Like many other currently interested in this topic, I first learned about Manifolds with Density as a graduate student while listening to a lecture by Dr. Frank Morgan.  The idea of re-examining Riemannian Geometry from a new point of view appealed to me, and I regularly found myself learning more from Dr. Morgan and his SMALL students about this idea over the ensuing years.

An important example of this subject concerns one-dimensional curves that live inside of a plane, $\mathbb{R}^2$.  However, this is no ordinary plane!  One first equips $\mathbb{R}^2$ with a density function, $\Phi:\mathbb{R}^2 \to \mathbb{R}^+$, and uses it to weight lengths and areas in a curious manner.  Given a curve $\lambda \subset \mathbb{R}^2$ and a region $R \subseteq \mathbb{R}^2$ the respective $\Phi$-weighted length and area are given by

$\displaystyle \text{length}(\gamma) = \int_{\gamma} \! \Phi \,ds$

$\displaystyle \text{area}(R ) = \iint_R \! \Phi \, dA$

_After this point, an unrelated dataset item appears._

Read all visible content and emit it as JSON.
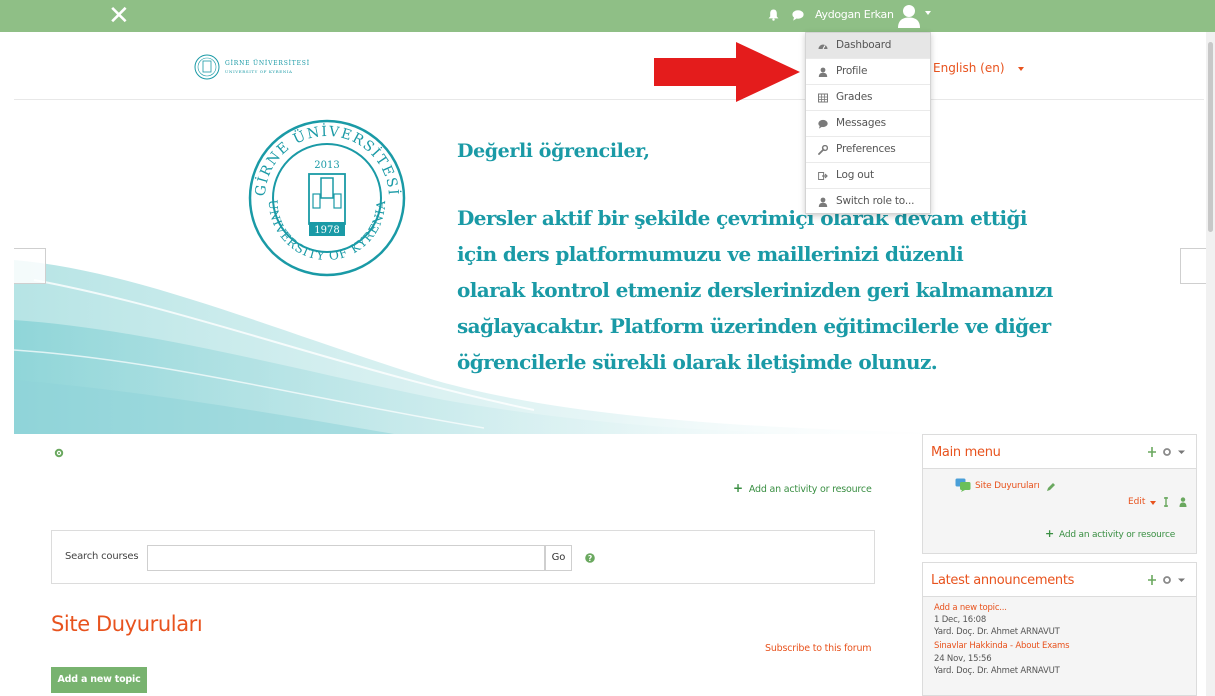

As mentioned in the linked article above, this is a curious choice to make since, usually, density functions $\Phi$ scale in accordance with the dimension of the subset being measured.  In the second integral, for instance, we would expect $\Phi^2$ to appear.  Indeed, it is precisely this decision that makes life so exciting in these spaces!  One can (and many have!) study $\Phi$-weighted isoperimetric problems in this strange plane, and many of the standard techniques still apply.  For instance, using a first-variation argument, one can show that any curve that solves an $\Phi$-weigthed isoperimetric problem must have constant $\Phi$-weighted curvature.

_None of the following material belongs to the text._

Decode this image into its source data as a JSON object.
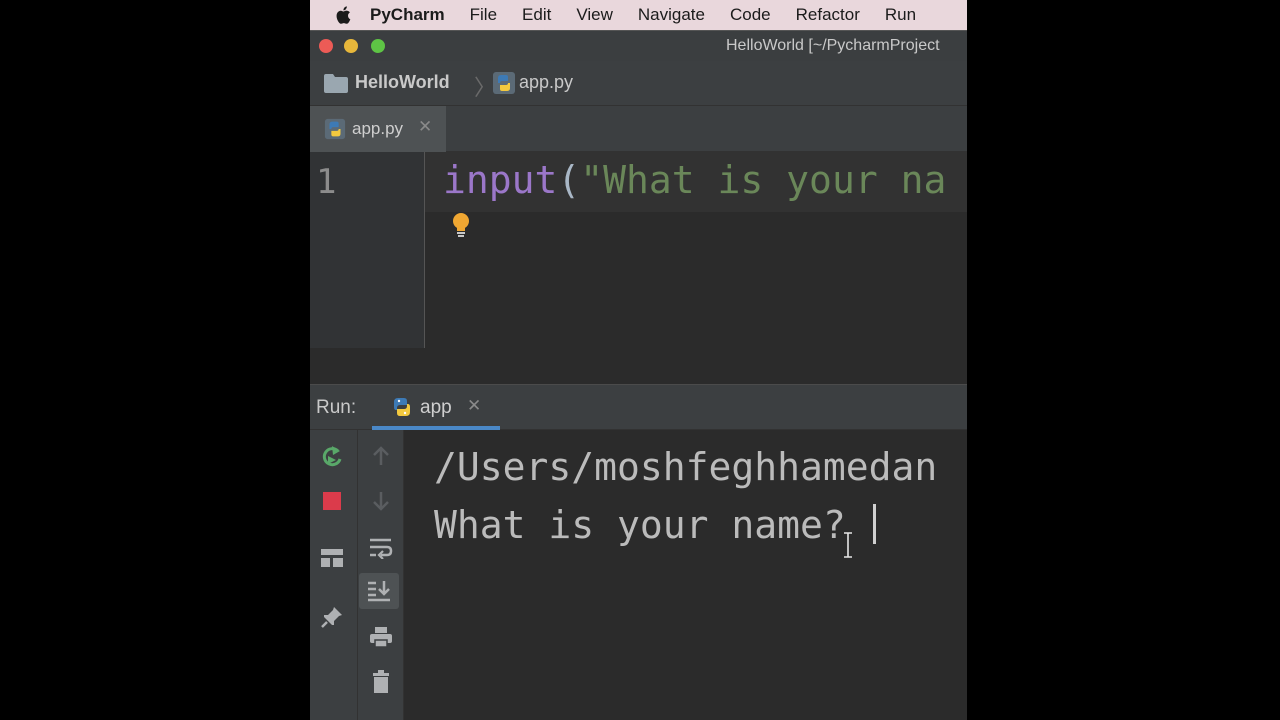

When $\displaystyle \Phi(x,y) = e^{x^2+y^2}$ is a Gaussian density, the equation for $\Phi$-weighted curvature turns into a shockingly beautiful one.  Such a curve satisfies a modified self-shrinker equation.  In short, this means that curves with Gaussian-weighted-curvature identically equal to zero have been studied for quite some time, they are precisely those curves that shrink under mean curvature flow.  After learning more about these ideas while working with students at St. Mary’s, I wrote a small paper on constant (non-zero) Gaussian-weighted curvature curves and hypersurfaces in Gaussian space (a copy of which can be found here).  The image atop this webpage shows a constant Gaussian-weighted curvature cylinder that is obtained by stacking up an infinite collection of constant Gaussian-weighted curves and was taken from this paper

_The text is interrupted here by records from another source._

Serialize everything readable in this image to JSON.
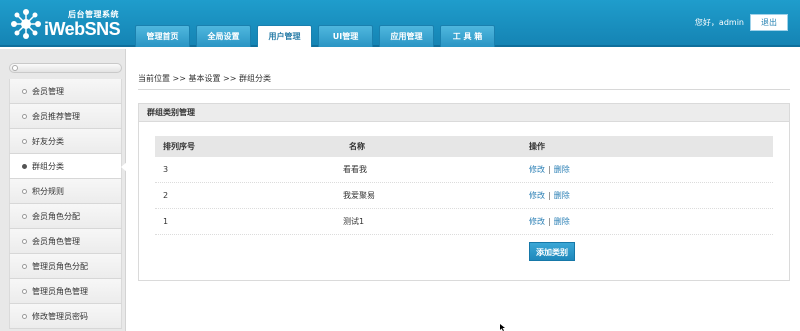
{
  "header": {
    "logo_subtitle": "后台管理系统",
    "logo_title": "iWebSNS",
    "nav_tabs": [
      {
        "label": "管理首页"
      },
      {
        "label": "全局设置"
      },
      {
        "label": "用户管理"
      },
      {
        "label": "UI管理"
      },
      {
        "label": "应用管理"
      },
      {
        "label": "工 具 箱"
      }
    ],
    "active_tab": "用户管理",
    "greeting": "您好，admin",
    "logout_label": "退出"
  },
  "sidebar": {
    "items": [
      {
        "label": "会员管理"
      },
      {
        "label": "会员推荐管理"
      },
      {
        "label": "好友分类"
      },
      {
        "label": "群组分类"
      },
      {
        "label": "积分规则"
      },
      {
        "label": "会员角色分配"
      },
      {
        "label": "会员角色管理"
      },
      {
        "label": "管理员角色分配"
      },
      {
        "label": "管理员角色管理"
      },
      {
        "label": "修改管理员密码"
      }
    ],
    "active_item": "群组分类"
  },
  "breadcrumb": "当前位置 >> 基本设置 >> 群组分类",
  "panel": {
    "title": "群组类别管理",
    "columns": {
      "order": "排列序号",
      "name": "名称",
      "actions": "操作"
    },
    "rows": [
      {
        "order": "3",
        "name": "看看我"
      },
      {
        "order": "2",
        "name": "我爱聚易"
      },
      {
        "order": "1",
        "name": "测试1"
      }
    ],
    "edit_label": "修改",
    "delete_label": "删除",
    "separator": "|",
    "add_button_label": "添加类别"
  },
  "colors": {
    "header_blue": "#1a92c2",
    "link_blue": "#2a7fb5",
    "button_blue": "#2a98c8"
  }
}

I have also submitted a more general-audience-friendly paper on another way to approach such objects.  These curves can be viewed as interesting generalizations of a circle (centered at the origin) in the standard Euclidean plane.  Like a circle, these curves sweep out polar area in proportion to their turning, and, as such, I refer to them as “turning sweepers” (not especially creative, I know).  In addition to deploying undergraduate-friendly techniques to understand such curves, I also study curves that sweep area with respect to multiple points (not simply the origin) in proportion with their turning.

Of course, there is no reason to limit this view to curves in a plane.  In fact, this year I am working with math major Dylan Weber on understanding space curves that sweep out surface area (with respect to, say, the origin) in proportion to other geometric quantities.  We expect this work to give rise to new creatures, so-called “twisting sweepers,” and hope to understand how they, too, may or may not be related to manifolds with density.